It has been long debated whether the ideal glass exists. Now, a group of physicists from Spain has succeeded in producing the ideal glass and relating it to observations with inelastic neutron scattering at MLZ.

In Bavaria, the ideal glass is of course filled to the brim with cool beer. © Reiner Müller / FRM II, TUM
Dr. Marcell Wolf at the neutron time-of-flight spectrometer TOFTOF with the sample cell for the measurements. © Bernhard Ludewig / FRM II, TUM

 

What distinguishes a crystal from a glass? Physically, the difference lies in the internal structure, which is significantly influenced by the different external conditions under which two objects solidify. A crystal must cool slowly and in a controlled manner. Then the molecules can arrange themselves in a regular lattice in which their forces cancel each other out. Thus, a crystal has the most ordered state possible. Its internal structure is very stable and therefore it will not change, no matter how long it is left standing.

The situation is quite different with glass. When cooling rapidly, the molecules do not have time to arrange themselves regularly and they solidify in the same disordered state as they were in liquid form. The molecules have not yet reached their optimal position and so unbalanced forces between them allow the glass to change its structure slightly in order to reach a more stable internal structure. However, it will never reach the state of a crystal, because to do so it would have to break the already formed stable bonds between molecules by investing energy which it does not have.

Paradoxical order: Can glass be more ordered than a crystal?

In physics, the degree of order is quantified by an entropy term. The lower the entropy, the higher the order. Through its structural changes, a glass strives to approach a more and more ordered state. Entropy calculations predict that after a certain time the glass entropy should fall below that of an ordered crystal. By definition, this is not possible because the greatest order, and therefore the lowest entropy, is possessed by the crystal structure which is unattainable for a glass. This is the so-called Kauzmann paradox. To solve this, it has long been hypothesized that a glass undergoes a phase transition to an ideal glass before reaching the entropy of its corresponding crystal. In this state, it will have the minimal entropy that it can still reach as a glass while still lying above that of a crystal.

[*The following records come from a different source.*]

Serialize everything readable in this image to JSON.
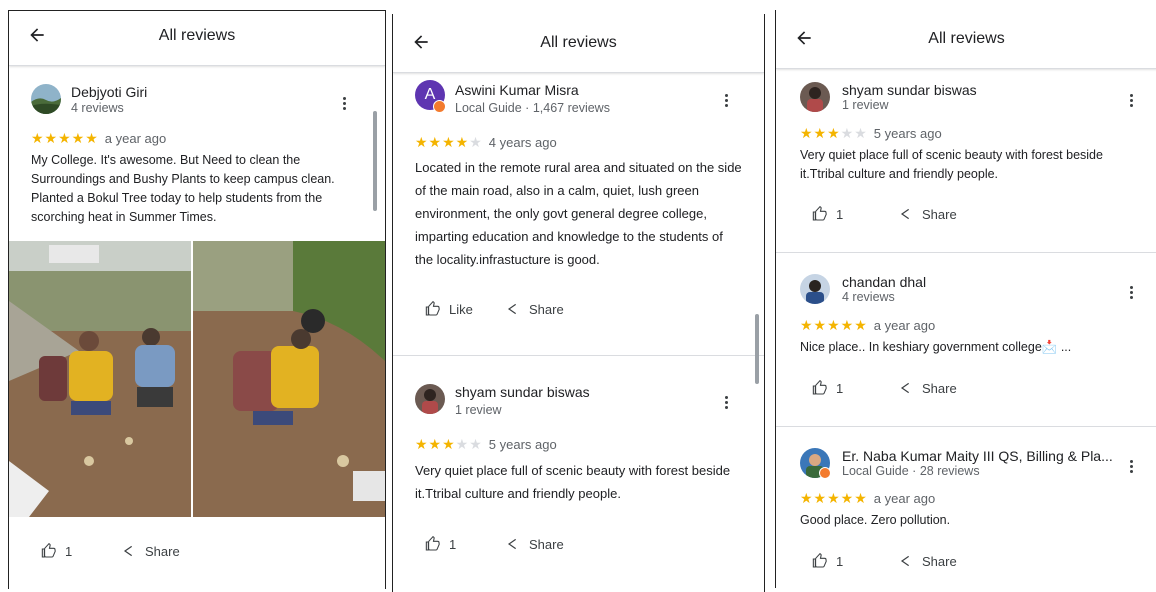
{
  "panels": [
    {
      "header": {
        "title": "All reviews"
      },
      "review": {
        "name": "Debjyoti Giri",
        "meta": "4 reviews",
        "rating": 5,
        "stars_on": "★★★★★",
        "stars_off": "",
        "date": "a year ago",
        "text_lines": [
          "My College. It's awesome. But Need to clean the",
          "Surroundings and Bushy Plants to keep campus clean.",
          "Planted a Bokul Tree today to help students from the",
          "scorching heat in Summer Times."
        ],
        "like_count": "1",
        "share_label": "Share"
      }
    },
    {
      "header": {
        "title": "All reviews"
      },
      "reviews": [
        {
          "name": "Aswini Kumar Misra",
          "meta": "Local Guide · 1,467 reviews",
          "avatar_letter": "A",
          "rating": 4,
          "stars_on": "★★★★",
          "stars_off": "★",
          "date": "4 years ago",
          "text_lines": [
            "Located in the remote rural area and situated on the side",
            "of the main road, also in a calm, quiet, lush green",
            "environment, the only govt general degree college,",
            "imparting education and knowledge to the students of",
            "the locality.infrastucture is good."
          ],
          "like_label": "Like",
          "share_label": "Share"
        },
        {
          "name": "shyam sundar biswas",
          "meta": "1 review",
          "rating": 3,
          "stars_on": "★★★",
          "stars_off": "★★",
          "date": "5 years ago",
          "text_lines": [
            "Very quiet place full of scenic beauty with forest beside",
            "it.Ttribal culture and friendly people."
          ],
          "like_count": "1",
          "share_label": "Share"
        }
      ]
    },
    {
      "header": {
        "title": "All reviews"
      },
      "reviews": [
        {
          "name": "shyam sundar biswas",
          "meta": "1 review",
          "rating": 3,
          "stars_on": "★★★",
          "stars_off": "★★",
          "date": "5 years ago",
          "text_lines": [
            "Very quiet place full of scenic beauty with forest beside",
            "it.Ttribal culture and friendly people."
          ],
          "like_count": "1",
          "share_label": "Share"
        },
        {
          "name": "chandan dhal",
          "meta": "4 reviews",
          "rating": 5,
          "stars_on": "★★★★★",
          "stars_off": "",
          "date": "a year ago",
          "text_lines": [
            "Nice place.. In keshiary government college📩 ..."
          ],
          "like_count": "1",
          "share_label": "Share"
        },
        {
          "name": "Er. Naba Kumar Maity III QS, Billing & Pla...",
          "meta": "Local Guide · 28 reviews",
          "rating": 5,
          "stars_on": "★★★★★",
          "stars_off": "",
          "date": "a year ago",
          "text_lines": [
            "Good place. Zero pollution."
          ],
          "like_count": "1",
          "share_label": "Share"
        }
      ]
    }
  ],
  "colors": {
    "star": "#f4b400",
    "star_off": "#dadce0",
    "divider": "#dadce0",
    "guide_badge": "#f37b2e",
    "avatar_purple": "#5e35b1"
  },
  "icons": [
    "back-arrow-icon",
    "more-vert-icon",
    "thumb-up-icon",
    "share-icon",
    "local-guide-badge-icon"
  ]
}
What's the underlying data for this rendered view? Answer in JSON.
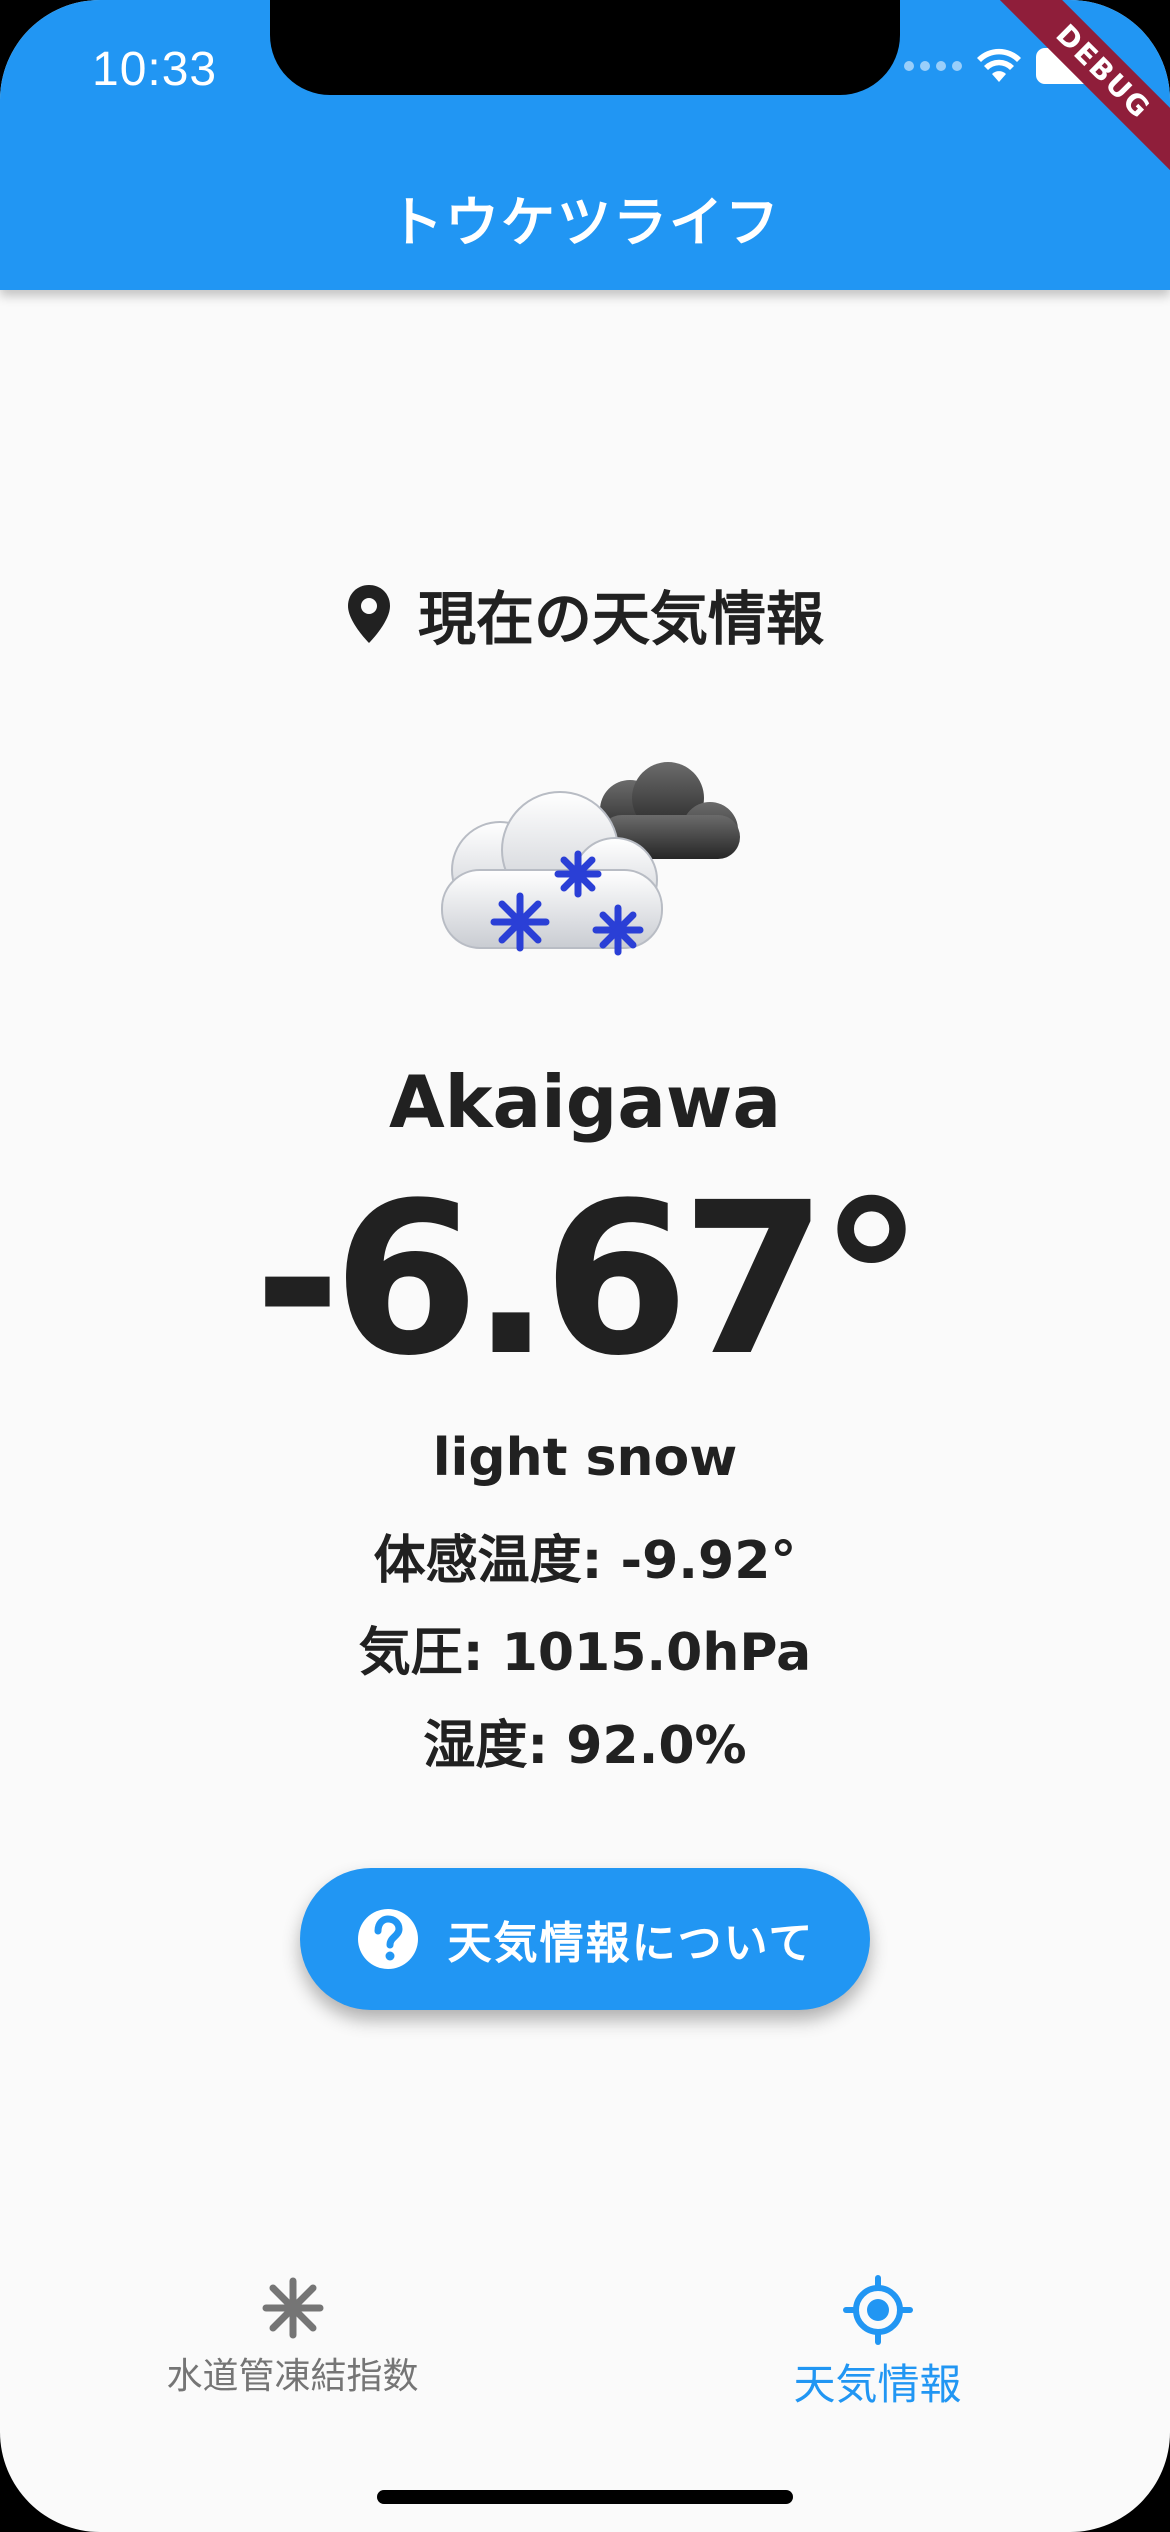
{
  "status_bar": {
    "time": "10:33"
  },
  "app_bar": {
    "title": "トウケツライフ",
    "debug_label": "DEBUG"
  },
  "heading": {
    "text": "現在の天気情報",
    "icon": "location-pin-icon"
  },
  "weather": {
    "icon": "light-snow-cloud-icon",
    "city": "Akaigawa",
    "temperature": "-6.67°",
    "description": "light snow",
    "feels_like": "体感温度: -9.92°",
    "pressure": "気圧: 1015.0hPa",
    "humidity": "湿度: 92.0%"
  },
  "about_button": {
    "label": "天気情報について",
    "icon": "help-circle-icon"
  },
  "bottom_nav": [
    {
      "label": "水道管凍結指数",
      "icon": "snowflake-icon",
      "active": false
    },
    {
      "label": "天気情報",
      "icon": "gps-target-icon",
      "active": true
    }
  ],
  "colors": {
    "primary": "#2196f3",
    "text": "#212121",
    "inactive": "#757575",
    "background": "#fafafa"
  }
}
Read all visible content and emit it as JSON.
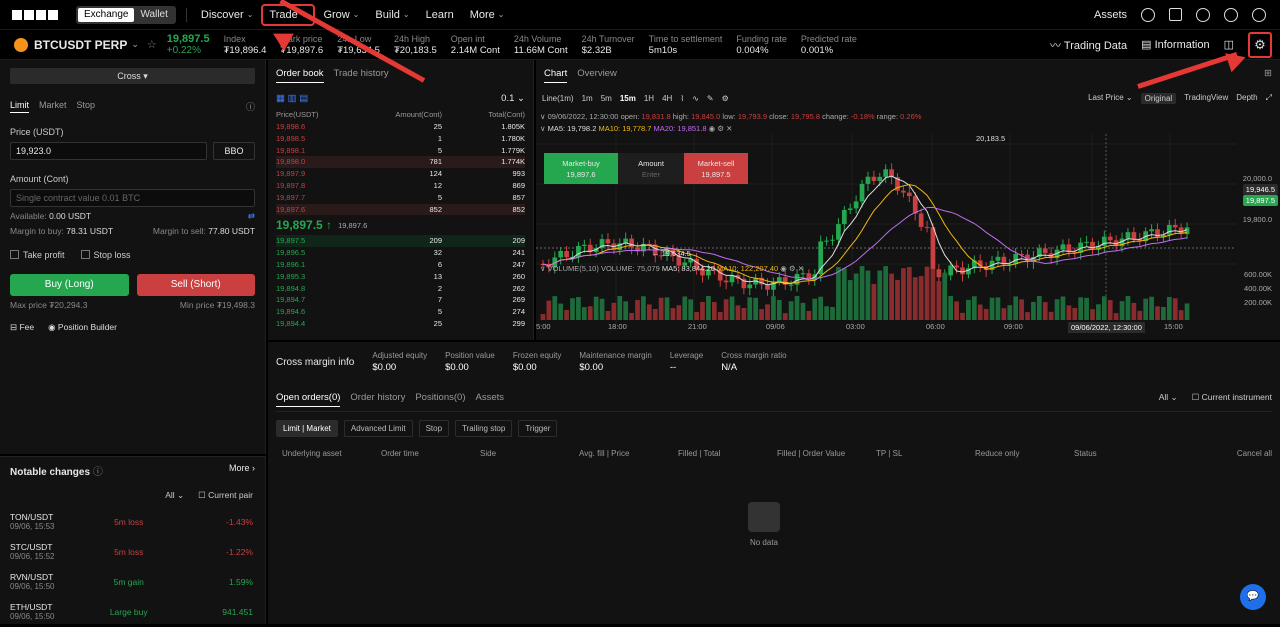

TOFTOF reveals the signature of ideal glass for the first time

Using the TOFTOF instrument at the MLZ, a research group from Spain has not only demonstrated the existence of the ideal glass, but also linked it for the first time to observations in inelastic neutron scattering. Glasses, because of their higher disorder, are able to absorb the energy of incident neutrons better than an ideal glass. This energy absorption by an ideal glass should become apparent by a certain disappearing intensity at the maximum of the scattering spectrum, providing a unique signature of ideal glass. “The transmitted energy of the neutrons to the glass lies perfectly within the observable energy spectrum of our neutron spectrometer TOFTOF. It registers even the most minimal changes of the scattering maximum and is thus perfectly suited for this measurement,” says Marcell Wolf, instrument scientist at TOFTOF at the Heinz Maier-Leibnitz Center.

Instead of several centuries, production took 100 hours

The greatest challenge physicists faced in their search for the ideal glass was the long time scales over which conventional glass changes its structure. Under these normal circumstances, the ideal glass state would only be reached after a time between several centuries and the age of the earth itself – unthinkable for laboratory experiments. Therefore, a research group from Spain has taken advantage of the fact that the aging process is sped up as the surface area relative to volume of the glass is increased. For their studies, they used glass powder consisting of small spheres with a diameter of about 150 nanometers. By doing this, their sample reached the state of ideal glass in under 100 hours.

 

Original publication:

Xavier Monnier, Juan Colmenero, Marcell Wolf and Daniele Cangialosi. Reaching the Ideal Glass in Polymer Spheres: Thermodynamics and Vibrational Density of States. Physical Review Letters 126, 118004 (2021). DOI: 10.1103/PhysRevLett.126.118004